===== Supplied records =====
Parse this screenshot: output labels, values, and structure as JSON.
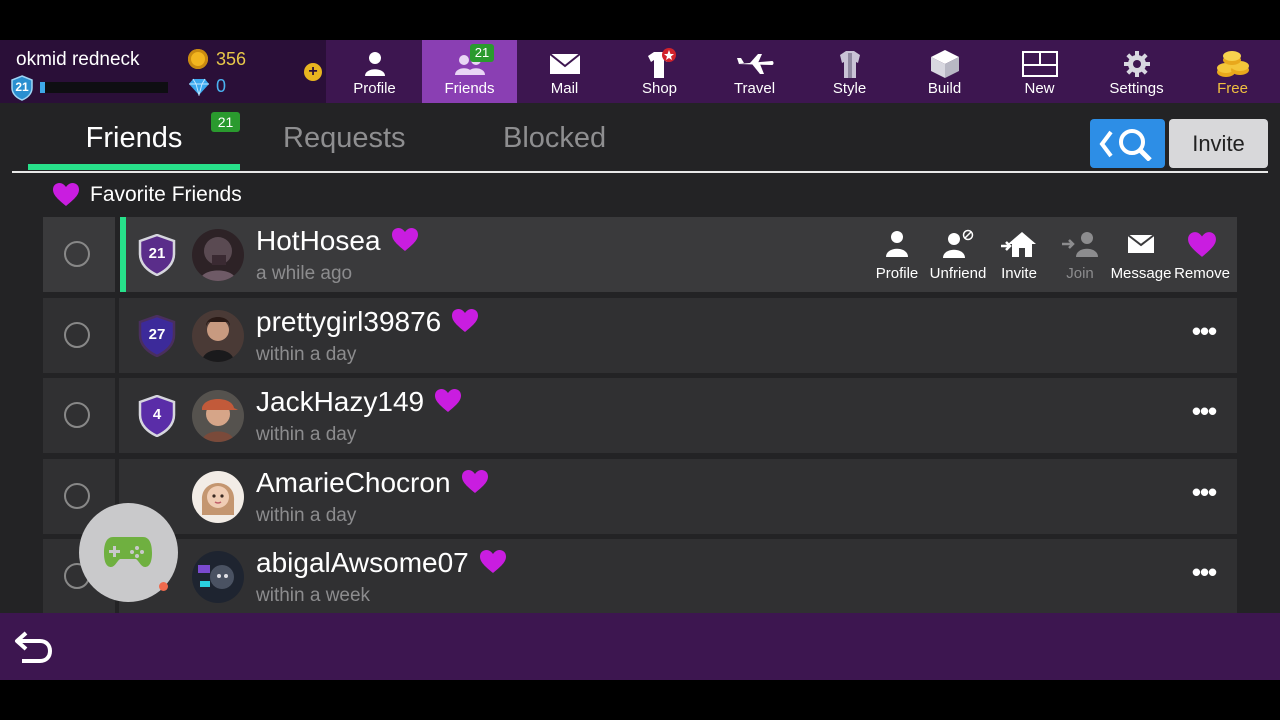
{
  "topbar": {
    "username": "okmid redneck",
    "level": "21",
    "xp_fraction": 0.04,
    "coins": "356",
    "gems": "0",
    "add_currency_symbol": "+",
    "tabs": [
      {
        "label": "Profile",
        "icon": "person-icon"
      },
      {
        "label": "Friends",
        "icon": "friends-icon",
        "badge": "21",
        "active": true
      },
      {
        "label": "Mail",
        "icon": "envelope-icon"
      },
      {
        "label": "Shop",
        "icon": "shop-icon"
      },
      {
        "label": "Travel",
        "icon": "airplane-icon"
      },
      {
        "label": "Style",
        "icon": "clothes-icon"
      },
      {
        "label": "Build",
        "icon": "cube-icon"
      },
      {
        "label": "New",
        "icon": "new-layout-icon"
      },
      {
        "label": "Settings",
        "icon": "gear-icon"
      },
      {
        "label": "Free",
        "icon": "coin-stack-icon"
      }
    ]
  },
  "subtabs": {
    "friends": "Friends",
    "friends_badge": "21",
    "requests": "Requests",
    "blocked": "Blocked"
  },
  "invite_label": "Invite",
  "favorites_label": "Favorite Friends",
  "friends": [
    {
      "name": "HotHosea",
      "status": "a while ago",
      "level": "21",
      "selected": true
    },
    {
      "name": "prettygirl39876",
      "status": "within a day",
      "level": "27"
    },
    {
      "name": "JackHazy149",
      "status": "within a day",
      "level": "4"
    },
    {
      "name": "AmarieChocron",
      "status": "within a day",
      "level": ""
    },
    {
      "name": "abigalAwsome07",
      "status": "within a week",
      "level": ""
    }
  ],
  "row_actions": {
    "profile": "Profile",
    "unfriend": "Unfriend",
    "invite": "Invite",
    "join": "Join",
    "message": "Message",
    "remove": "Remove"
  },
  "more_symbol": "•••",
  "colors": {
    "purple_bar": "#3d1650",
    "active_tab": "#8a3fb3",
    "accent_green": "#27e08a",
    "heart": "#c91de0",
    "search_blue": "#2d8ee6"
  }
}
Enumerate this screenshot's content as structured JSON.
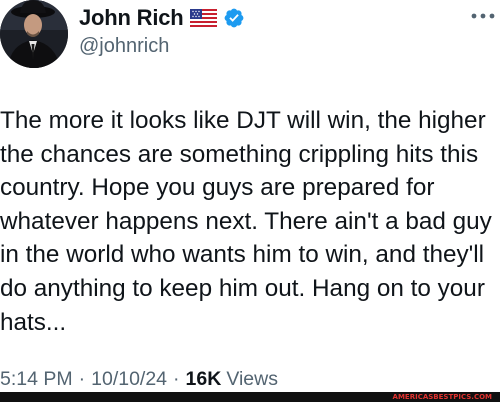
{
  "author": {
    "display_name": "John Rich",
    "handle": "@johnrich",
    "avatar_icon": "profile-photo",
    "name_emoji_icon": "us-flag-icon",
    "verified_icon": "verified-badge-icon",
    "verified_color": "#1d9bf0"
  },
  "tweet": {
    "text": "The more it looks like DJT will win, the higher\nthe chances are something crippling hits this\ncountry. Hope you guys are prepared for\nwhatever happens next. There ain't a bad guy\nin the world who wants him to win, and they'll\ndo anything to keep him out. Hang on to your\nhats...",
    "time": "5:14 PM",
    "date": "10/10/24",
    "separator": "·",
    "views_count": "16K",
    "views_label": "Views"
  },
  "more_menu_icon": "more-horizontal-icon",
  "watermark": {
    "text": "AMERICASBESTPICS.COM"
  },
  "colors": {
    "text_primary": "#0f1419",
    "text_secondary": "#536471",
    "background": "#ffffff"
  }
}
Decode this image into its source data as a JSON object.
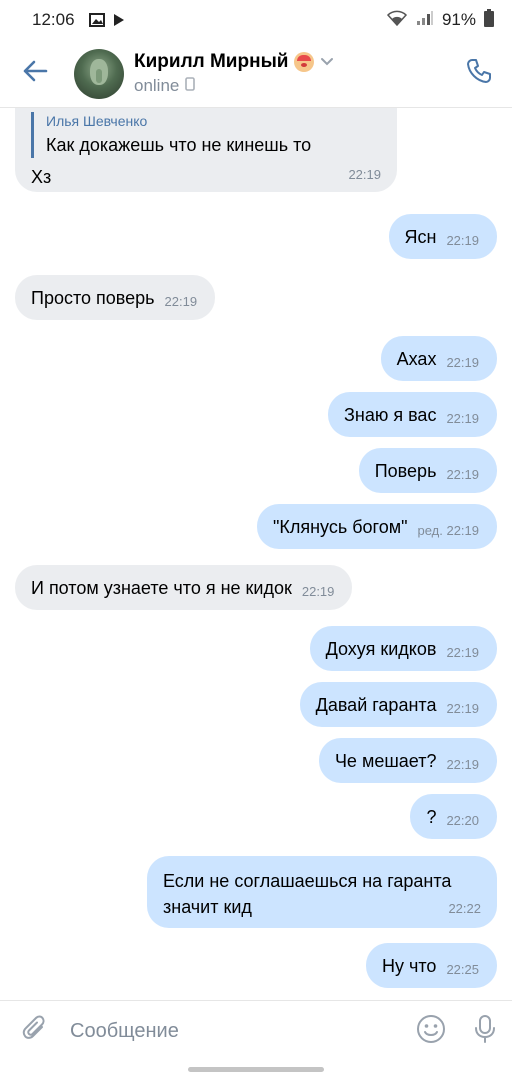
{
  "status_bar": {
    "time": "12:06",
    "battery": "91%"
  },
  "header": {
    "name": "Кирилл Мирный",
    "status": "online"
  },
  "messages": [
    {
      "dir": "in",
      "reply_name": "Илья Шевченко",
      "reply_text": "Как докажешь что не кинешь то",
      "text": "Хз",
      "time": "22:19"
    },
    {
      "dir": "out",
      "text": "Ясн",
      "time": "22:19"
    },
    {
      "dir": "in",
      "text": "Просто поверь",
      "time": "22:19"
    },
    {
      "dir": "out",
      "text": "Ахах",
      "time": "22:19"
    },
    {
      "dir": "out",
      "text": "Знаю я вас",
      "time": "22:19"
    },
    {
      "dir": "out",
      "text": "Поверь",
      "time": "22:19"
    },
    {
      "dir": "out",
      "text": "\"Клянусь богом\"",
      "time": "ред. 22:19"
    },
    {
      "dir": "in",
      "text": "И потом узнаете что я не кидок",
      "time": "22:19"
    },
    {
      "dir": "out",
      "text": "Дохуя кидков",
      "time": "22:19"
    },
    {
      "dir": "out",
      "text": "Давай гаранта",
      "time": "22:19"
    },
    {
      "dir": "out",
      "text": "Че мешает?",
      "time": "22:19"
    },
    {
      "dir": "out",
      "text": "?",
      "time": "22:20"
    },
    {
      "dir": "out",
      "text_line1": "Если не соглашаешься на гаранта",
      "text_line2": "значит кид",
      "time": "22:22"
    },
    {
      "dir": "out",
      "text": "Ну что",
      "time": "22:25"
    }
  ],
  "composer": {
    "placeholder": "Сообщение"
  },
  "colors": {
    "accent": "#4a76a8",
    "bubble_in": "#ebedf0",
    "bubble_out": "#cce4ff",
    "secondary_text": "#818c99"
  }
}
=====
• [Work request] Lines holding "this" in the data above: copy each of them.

• [Task solution]
Parse this screenshot: output labels, values, and structure as JSON.
Enumerate this screenshot's content as structured JSON.
    "text": "The more it looks like DJT will win, the higher\nthe chances are something crippling hits this\ncountry. Hope you guys are prepared for\nwhatever happens next. There ain't a bad guy\nin the world who wants him to win, and they'll\ndo anything to keep him out. Hang on to your\nhats...",
Decode this image into its source data as a JSON object.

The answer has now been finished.